BOSTON TOWNSHIP, Mich. (WOOD) — There is a new piece of technology at Herbruck’s Poultry Ranch being implemented to maintain vegetation at the Green Meadow Organics facility. It’s a grass-cutting tool that doesn’t require gasoline or oil changes: sheep.
“Sheep naturally like to eat this grass and it looks really nice to have the farm and use other species to come in and actually eat the grass that they’re supposed to be doing,” said Joe Sullivan, director of pullet operations at Herbruck’s.
The idea to bring on the sheep came after a 2-acre solar array was put in at the Green Meadow facility. Staff realized it might be difficult to have a lawn mowing service come in due to the tedious nature of mowing around and under each of the panels.
“We were looking at different species that would be functional. Goats would jump up on the panels and cows and horses — probably a little too big and could do some damage. Sheep are kind of that perfect intermediate species to eat grass and kind of not do damage to the solar array,” Sullivan said.
There are 12 sheep in total. All of them are female retired show sheep. They’ll maintain the greenery around the solar panels which are spread over eight acres.
Alexander Strauch, a laying hen veterinarian at Herbruck’s said they’ve done such a good job already that staff has been using mobile fencing to move the animals around, making sure they don’t re-graze the areas where they’ve already maintained vegetation. He added that having the sheep on the farm is a 3-for-1 deal.
“We’re getting energy from the sun, panels are going to power about a quarter of the facility here to make sure that we’re getting out good eggs and having healthy hens then we’re using sheep and not lawn mowers to maintain our vegetation. They are in turn giving us fertilizer for our field,” Strauch said.
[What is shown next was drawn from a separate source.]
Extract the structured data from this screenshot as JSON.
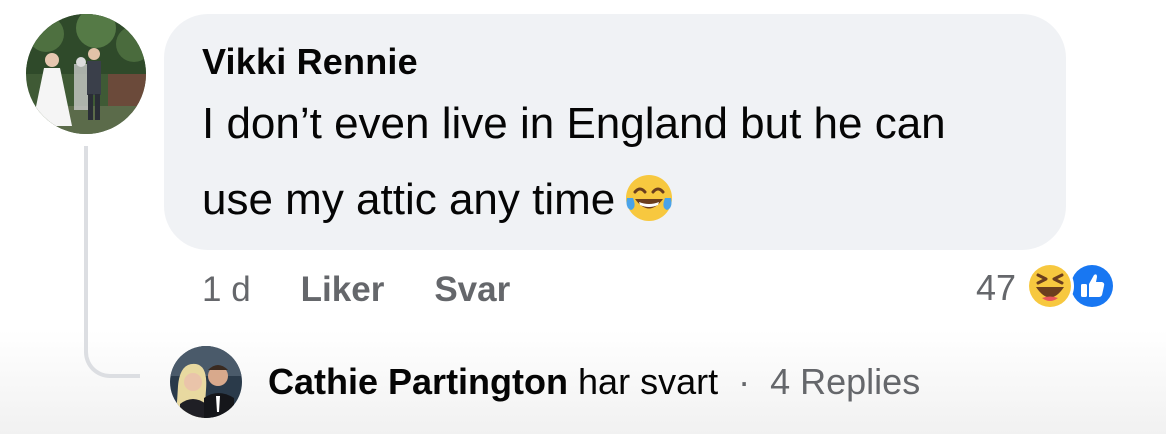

The sheep will remain on the farm until late summer or early fall and the plan is to bring them back each summer.